If I regear it will be to 5.29s simply due to the fact they offer more reduction and a slower crawl speed than the transfer case reduction gears on 4.11s.
 
Joined
Oct 22, 2002
Messages
4,482
Location
Durango, Colorado
I ran 295's for a couple of years. Drove all over the state with them. It's pretty much everything the 80 can do to almost keep up with traffic on 33's over 8000'

IMO the overall weight of your truck will have as much or more to do with climbing the passes at HWY speeds.

I'd expect to run 5-10% slower uphill on 285's pending grade and altitude.
 
Joined
Aug 26, 2009
Messages
5,791
Location
flat earth Midwest
BTDT with an FJ55. I haven't gotten the 80 to the real mountains yet, but know about what to expect.

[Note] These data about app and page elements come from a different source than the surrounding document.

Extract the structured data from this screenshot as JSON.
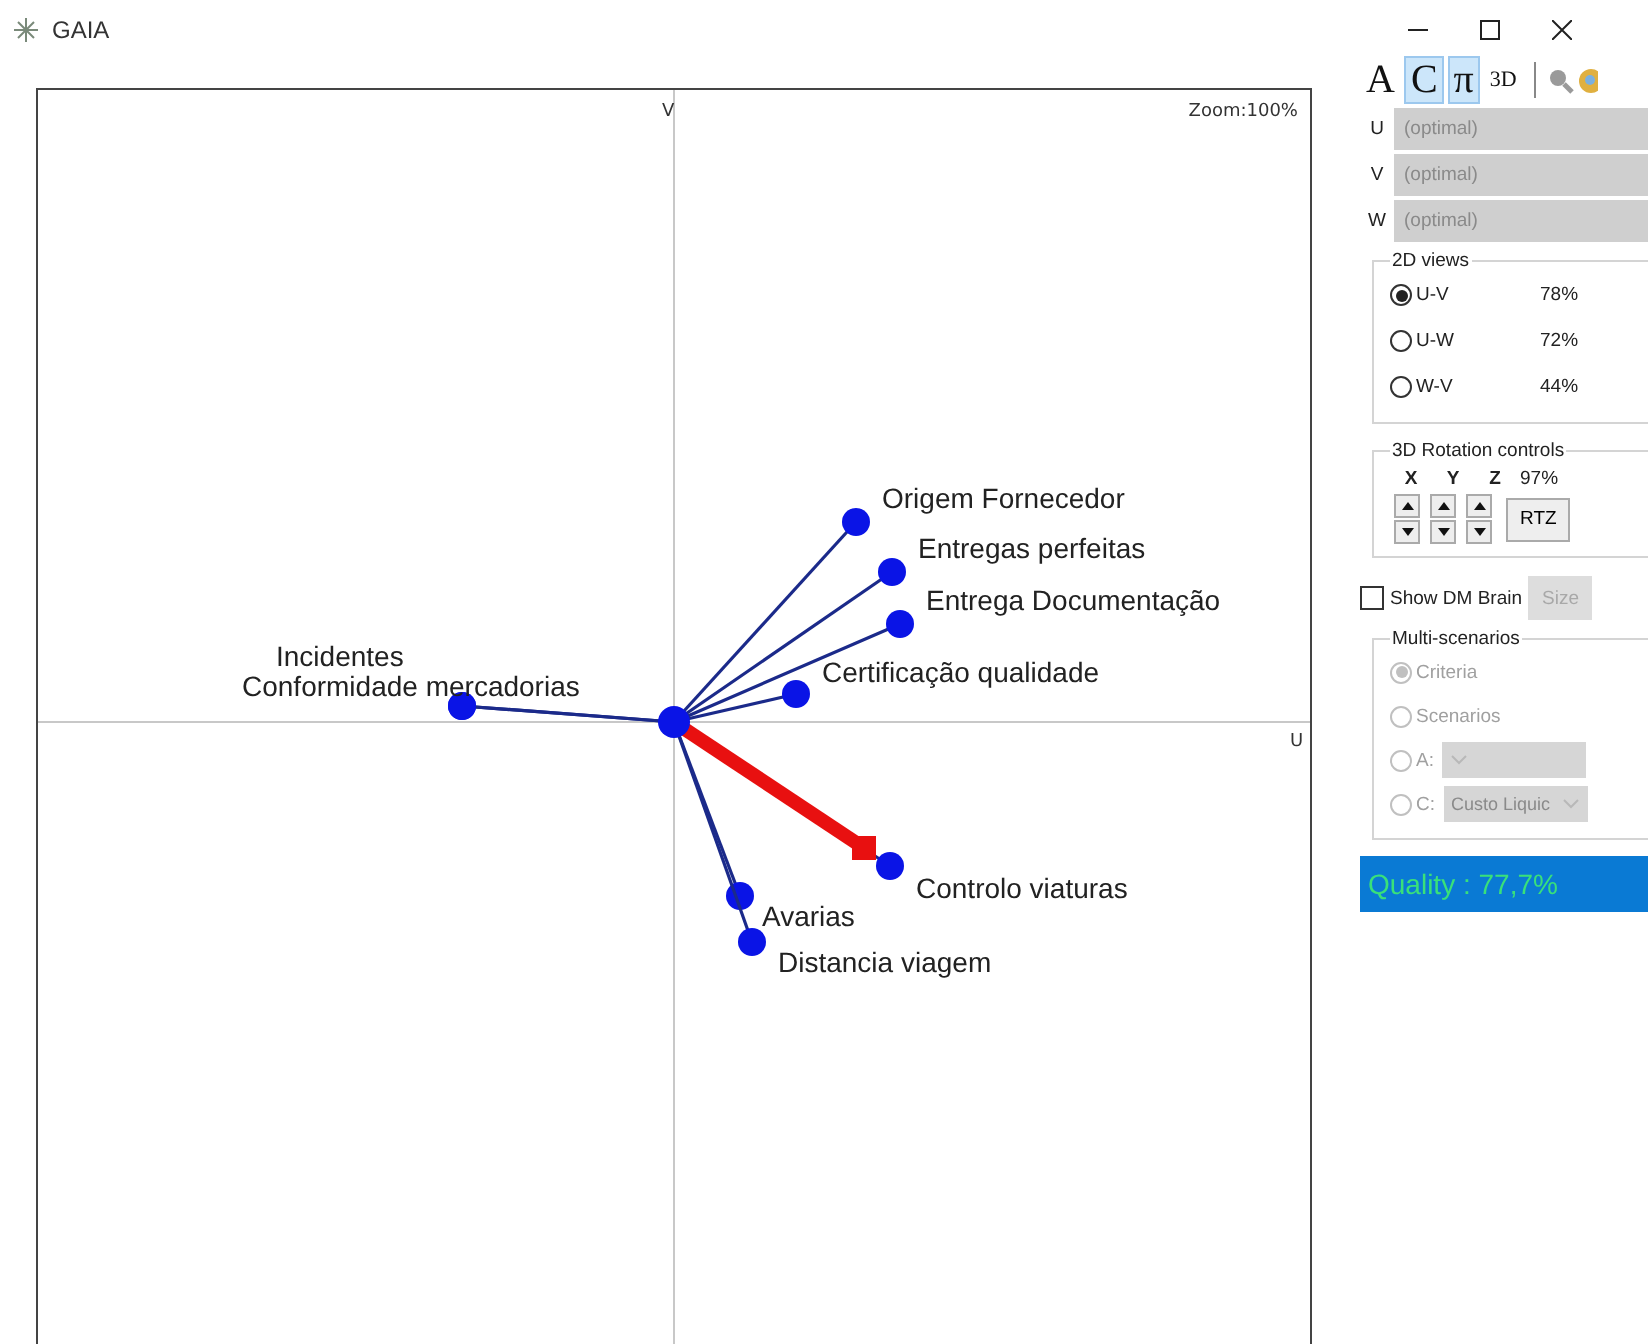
{
  "window": {
    "title": "GAIA"
  },
  "plot": {
    "vertical_axis": "V",
    "horizontal_axis": "U",
    "zoom": "Zoom:100%",
    "criteria": [
      {
        "label": "Incidentes"
      },
      {
        "label": "Conformidade mercadorias"
      },
      {
        "label": "Origem Fornecedor"
      },
      {
        "label": "Entregas perfeitas"
      },
      {
        "label": "Entrega Documentação"
      },
      {
        "label": "Certificação qualidade"
      },
      {
        "label": "Controlo viaturas"
      },
      {
        "label": "Avarias"
      },
      {
        "label": "Distancia viagem"
      }
    ]
  },
  "toolbar": [
    {
      "label": "A",
      "selected": false
    },
    {
      "label": "C",
      "selected": true
    },
    {
      "label": "π",
      "selected": true
    },
    {
      "label": "3D",
      "selected": false
    }
  ],
  "axes": [
    {
      "label": "U",
      "value": "(optimal)",
      "disabled": true
    },
    {
      "label": "V",
      "value": "(optimal)",
      "disabled": true
    },
    {
      "label": "W",
      "value": "(optimal)",
      "disabled": true
    }
  ],
  "views_2d": {
    "title": "2D views",
    "options": [
      {
        "label": "U-V",
        "value": "78%",
        "selected": true
      },
      {
        "label": "U-W",
        "value": "72%",
        "selected": false
      },
      {
        "label": "W-V",
        "value": "44%",
        "selected": false
      }
    ]
  },
  "rotation": {
    "title": "3D Rotation controls",
    "axes": [
      "X",
      "Y",
      "Z"
    ],
    "value": "97%",
    "reset": "RTZ"
  },
  "dm_brain": {
    "label": "Show DM Brain",
    "checked": false
  },
  "size_button": {
    "label": "Size",
    "disabled": true
  },
  "multi_scenarios": {
    "title": "Multi-scenarios",
    "options": [
      {
        "kind": "radio",
        "label": "Criteria",
        "selected": true,
        "disabled": true
      },
      {
        "kind": "radio",
        "label": "Scenarios",
        "selected": false,
        "disabled": true
      },
      {
        "kind": "combo",
        "label": "A:",
        "selected": false,
        "disabled": true
      },
      {
        "kind": "combo",
        "label": "C:",
        "value": "Custo Liquic",
        "selected": false,
        "disabled": true
      }
    ]
  },
  "quality": "Quality : 77,7%"
}
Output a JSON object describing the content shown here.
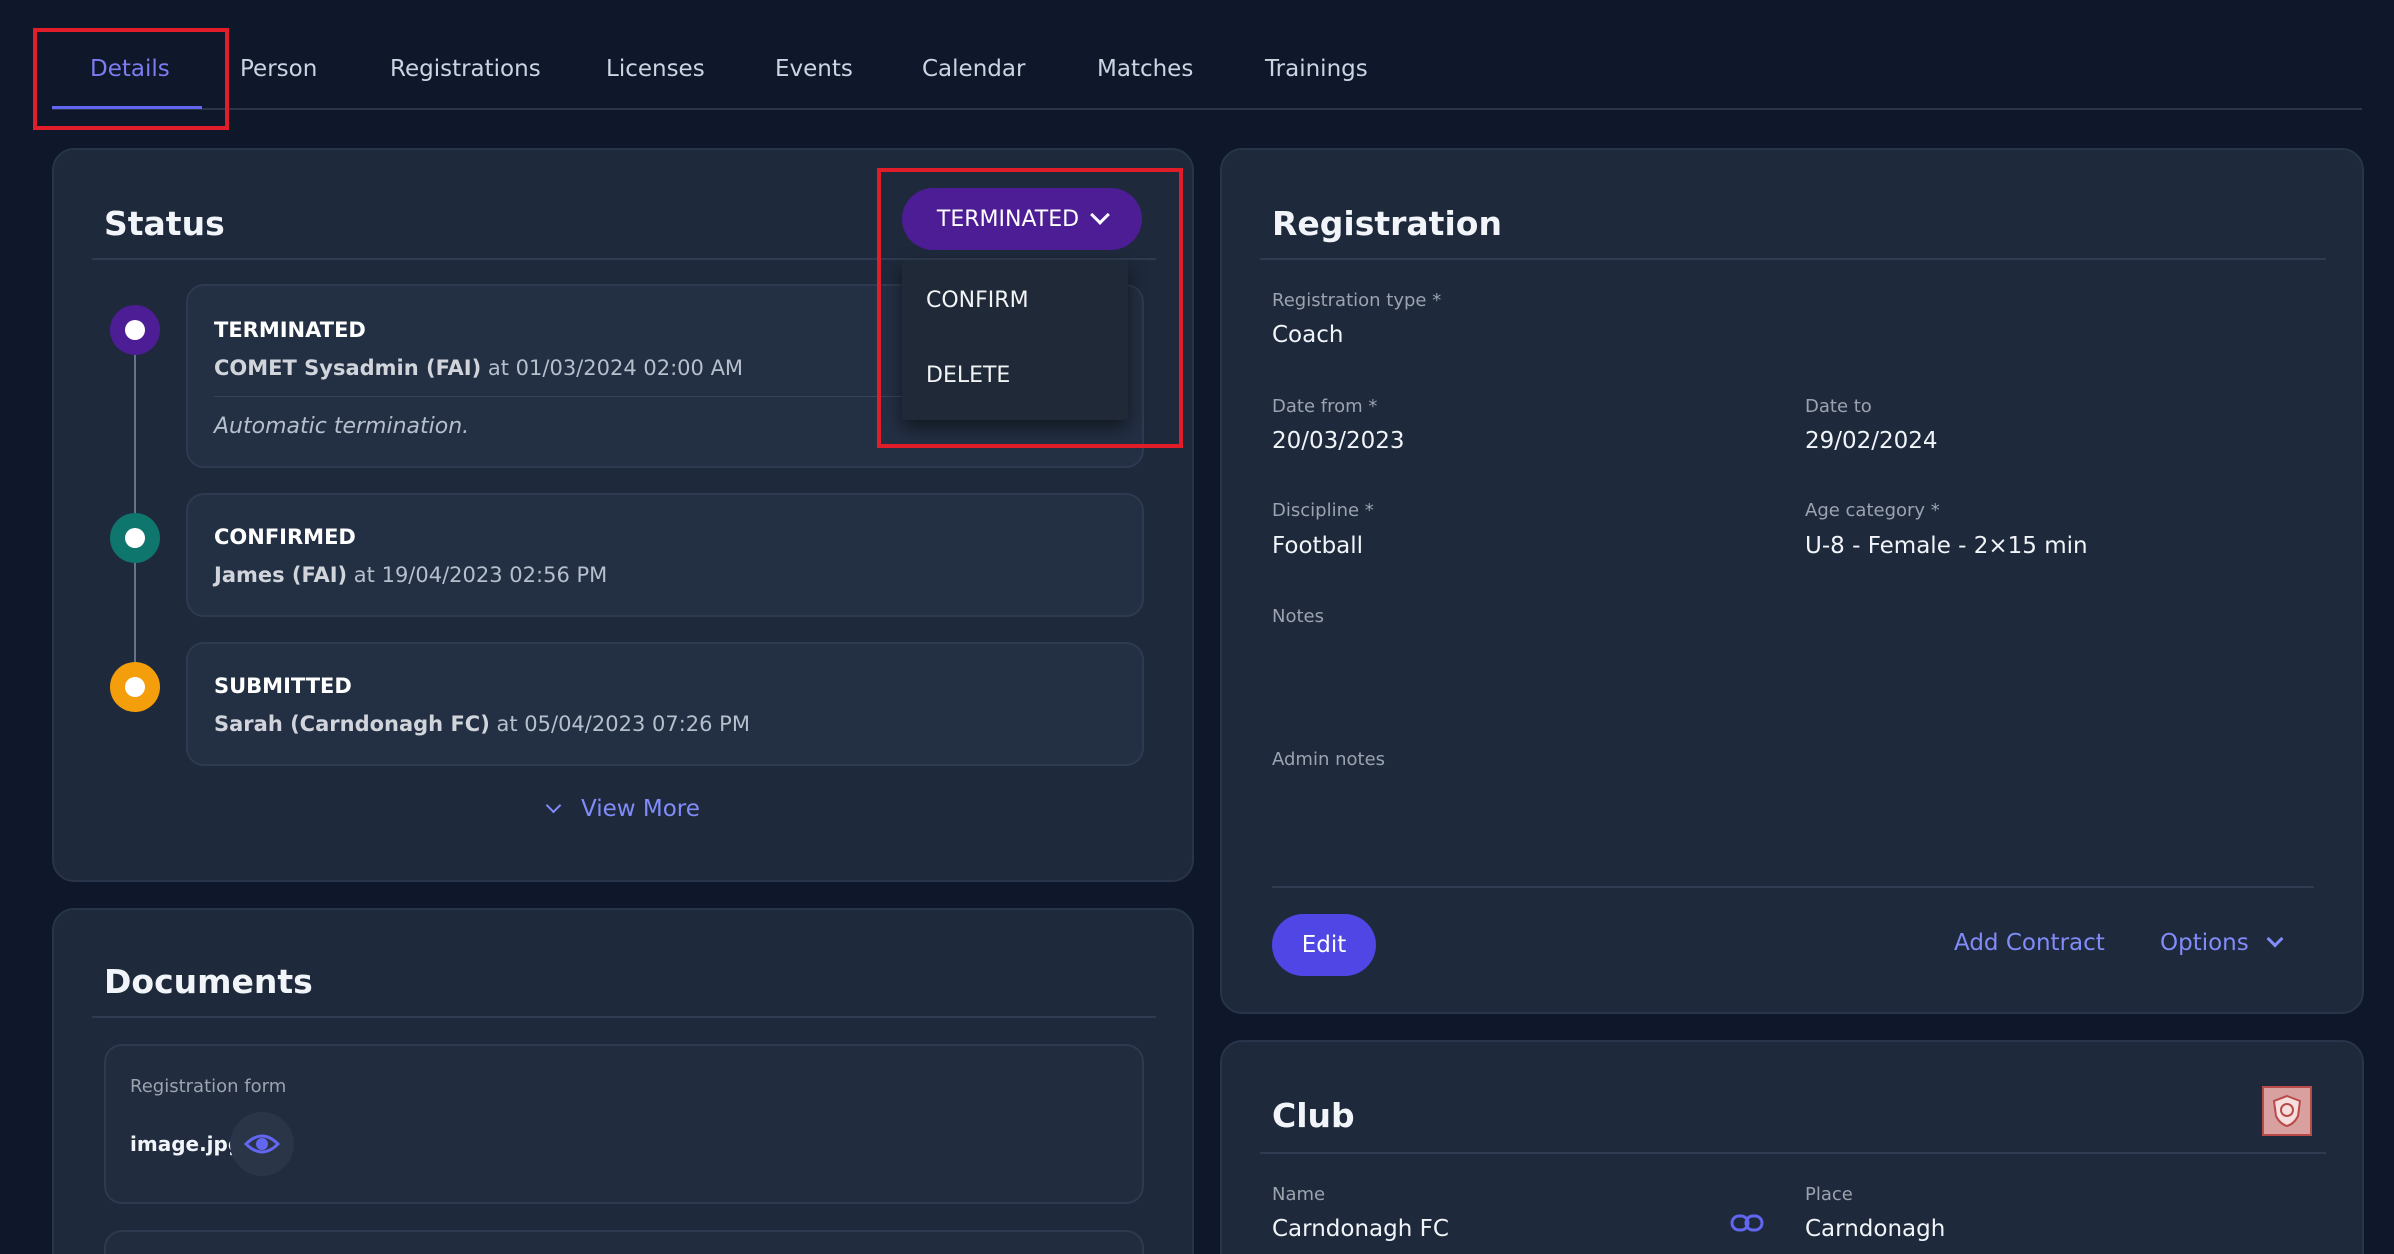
{
  "tabs": [
    {
      "label": "Details",
      "active": true
    },
    {
      "label": "Person"
    },
    {
      "label": "Registrations"
    },
    {
      "label": "Licenses"
    },
    {
      "label": "Events"
    },
    {
      "label": "Calendar"
    },
    {
      "label": "Matches"
    },
    {
      "label": "Trainings"
    }
  ],
  "status": {
    "title": "Status",
    "current": "TERMINATED",
    "dropdown": [
      "CONFIRM",
      "DELETE"
    ],
    "events": [
      {
        "title": "TERMINATED",
        "user": "COMET Sysadmin (FAI)",
        "at": " at 01/03/2024 02:00 AM",
        "note": "Automatic termination.",
        "color": "#4c1d95"
      },
      {
        "title": "CONFIRMED",
        "user": "James (FAI)",
        "at": " at 19/04/2023 02:56 PM",
        "color": "#0f766e"
      },
      {
        "title": "SUBMITTED",
        "user": "Sarah (Carndonagh FC)",
        "at": " at 05/04/2023 07:26 PM",
        "color": "#f59e0b"
      }
    ],
    "view_more": "View More"
  },
  "documents": {
    "title": "Documents",
    "label": "Registration form",
    "file": "image.jpg"
  },
  "registration": {
    "title": "Registration",
    "type_label": "Registration type *",
    "type_value": "Coach",
    "date_from_label": "Date from *",
    "date_from_value": "20/03/2023",
    "date_to_label": "Date to",
    "date_to_value": "29/02/2024",
    "discipline_label": "Discipline *",
    "discipline_value": "Football",
    "age_label": "Age category *",
    "age_value": "U-8 - Female - 2×15 min",
    "notes_label": "Notes",
    "admin_notes_label": "Admin notes",
    "edit": "Edit",
    "add_contract": "Add Contract",
    "options": "Options"
  },
  "club": {
    "title": "Club",
    "name_label": "Name",
    "name_value": "Carndonagh FC",
    "place_label": "Place",
    "place_value": "Carndonagh"
  },
  "colors": {
    "accent": "#6366f1",
    "terminated": "#4c1d95",
    "highlight": "#e11d2a"
  }
}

I worry less about road performance than about how things go in low range. I'm not too worried in that regard. On the other hand, I'be be dragging a trailer along, so it should be interesting.
 

fj80pb

SILVER Star
Joined
Jul 10, 2012
Messages
154
Location
WNC
You're right mate, there are zillions of threads on this (I'm even feeding the beast here) . But the number of posts won't change the math.

If one want to keep OEM specs: bigger tires=re-gearing. And there's no scape from this equation. Otherwise, there's a net loss in performance-only aggravated at high altitude...and the 80 ain't a fast rig to begin with...

Granted, many folks are happily living with 33', 35' even 37' shoes, w/o re-gearing, and a rather tranquil, unhurried-moving rig. And that's perfectly fine, it even “feels” right...for as long one is aware of what to expect.

If you drive most of the time at high altitude pavement/highway, expect to keep current performance, the stock size is the only rational option (w/o re-gearing). If, on the other hand, looks is an important consideration...well...your call.

Cheers
 

hamishpotter

SILVER Star
Joined
Dec 27, 2013
Messages
1,691
Location
NYC / CT
I see zillions of threads on loss of power due to +tire size. Does it have the same effect on braking? I don't mind chugging along down the road but I do occasionally worry about braking distances driving in urban areas. I'm assuming bigger tires should have bigger brakes, since the road side of the equation has a bigger lever with bigger tires. Is that true, and sorry for hijack
 

SmokingRocks

I bought a Cruiser to keep miles off my Cruiser
Joined
Oct 6, 2014
Messages
3,362
Location
Colorado
yes and no. The brakes will be adequate up to a certain degree. Idk what that is but I would bet the stock brakes can handle 37's and under just fine.

Obviously a truck wont handle, stop or go like stock. You can't expect it to, you are altering a intricately engineered product.
 
Last edited:
Joined
Aug 5, 2010
Messages
4,900
Location
Colorado
Well based on the responses in this thread so far, I may go ahead and stick with 265's or hope I have a couple extra grand sitting around by spring time.

I know it's not a rocket, but compared to a my 4banger mini truck, my FJ60 (or even my V8 swapped 62), it really does seem to have adequate power for driving up the hill. Not quite as good as my 5vz 4runners, but I think it would be on par if it had a manual transmission. I think I will kick myself if I end up dropping much speed on the way to the mountains or over the hill to Utah. I am not known to be a patient person, and neither is the :princess:
 
Joined
Aug 5, 2010
Messages
4,900
Location
Colorado
I see zillions of threads on loss of power due to +tire size. Does it have the same effect on braking? I don't mind chugging along down the road but I do occasionally worry about braking distances driving in urban areas. I'm assuming bigger tires should have bigger brakes, since the road side of the equation has a bigger lever with bigger tires. Is that true, and sorry for hijack

Yes, brakes are affected by tire size, but more for weight reasons than the actual tire diameter. The effect is less pronounced than power loss due to tire size.
 

Users who are viewing this thread

Top Bottom